> WHAT YOU WILL DO:
Word for word, set down every record that appears below.

**** RECORD EXTRACTS ****

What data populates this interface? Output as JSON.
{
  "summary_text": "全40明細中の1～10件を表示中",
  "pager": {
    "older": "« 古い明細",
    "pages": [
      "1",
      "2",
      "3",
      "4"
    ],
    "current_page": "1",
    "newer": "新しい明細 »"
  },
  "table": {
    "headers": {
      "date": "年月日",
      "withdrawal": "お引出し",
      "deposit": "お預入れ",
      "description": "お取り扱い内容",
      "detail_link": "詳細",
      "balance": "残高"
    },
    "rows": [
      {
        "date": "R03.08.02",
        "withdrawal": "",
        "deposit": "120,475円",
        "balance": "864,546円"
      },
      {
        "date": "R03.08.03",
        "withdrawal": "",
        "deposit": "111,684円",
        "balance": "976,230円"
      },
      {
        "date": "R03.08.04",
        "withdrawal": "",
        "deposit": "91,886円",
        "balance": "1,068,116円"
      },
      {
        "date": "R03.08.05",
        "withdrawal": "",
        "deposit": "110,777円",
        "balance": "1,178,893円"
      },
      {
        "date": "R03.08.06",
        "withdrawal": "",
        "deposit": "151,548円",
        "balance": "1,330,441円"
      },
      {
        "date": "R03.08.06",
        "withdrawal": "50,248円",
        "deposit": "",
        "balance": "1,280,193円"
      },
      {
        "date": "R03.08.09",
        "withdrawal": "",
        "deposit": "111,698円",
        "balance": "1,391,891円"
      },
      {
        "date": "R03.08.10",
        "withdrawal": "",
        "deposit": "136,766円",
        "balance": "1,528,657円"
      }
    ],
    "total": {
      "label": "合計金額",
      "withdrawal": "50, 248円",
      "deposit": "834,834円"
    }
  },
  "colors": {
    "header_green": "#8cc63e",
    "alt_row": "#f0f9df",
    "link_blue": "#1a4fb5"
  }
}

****

> SOLVED PROBLEM:
What data populates this interface? Output as JSON.
{
  "summary_text": "全40明細中の1～10件を表示中",
  "pager": {
    "older": "« 古い明細",
    "pages": [
      "1",
      "2",
      "3",
      "4"
    ],
    "current_page": "1",
    "newer": "新しい明細 »"
  },
  "table": {
    "headers": {
      "date": "年月日",
      "withdrawal": "お引出し",
      "deposit": "お預入れ",
      "description": "お取り扱い内容",
      "detail_link": "詳細",
      "balance": "残高"
    },
    "rows": [
      {
        "date": "R03.08.02",
        "withdrawal": "",
        "deposit": "120,475円",
        "balance": "864,546円"
      },
      {
        "date": "R03.08.03",
        "withdrawal": "",
        "deposit": "111,684円",
        "balance": "976,230円"
      },
      {
        "date": "R03.08.04",
        "withdrawal": "",
        "deposit": "91,886円",
        "balance": "1,068,116円"
      },
      {
        "date": "R03.08.05",
        "withdrawal": "",
        "deposit": "110,777円",
        "balance": "1,178,893円"
      },
      {
        "date": "R03.08.06",
        "withdrawal": "",
        "deposit": "151,548円",
        "balance": "1,330,441円"
      },
      {
        "date": "R03.08.06",
        "withdrawal": "50,248円",
        "deposit": "",
        "balance": "1,280,193円"
      },
      {
        "date": "R03.08.09",
        "withdrawal": "",
        "deposit": "111,698円",
        "balance": "1,391,891円"
      },
      {
        "date": "R03.08.10",
        "withdrawal": "",
        "deposit": "136,766円",
        "balance": "1,528,657円"
      }
    ],
    "total": {
      "label": "合計金額",
      "withdrawal": "50, 248円",
      "deposit": "834,834円"
    }
  },
  "colors": {
    "header_green": "#8cc63e",
    "alt_row": "#f0f9df",
    "link_blue": "#1a4fb5"
  }
}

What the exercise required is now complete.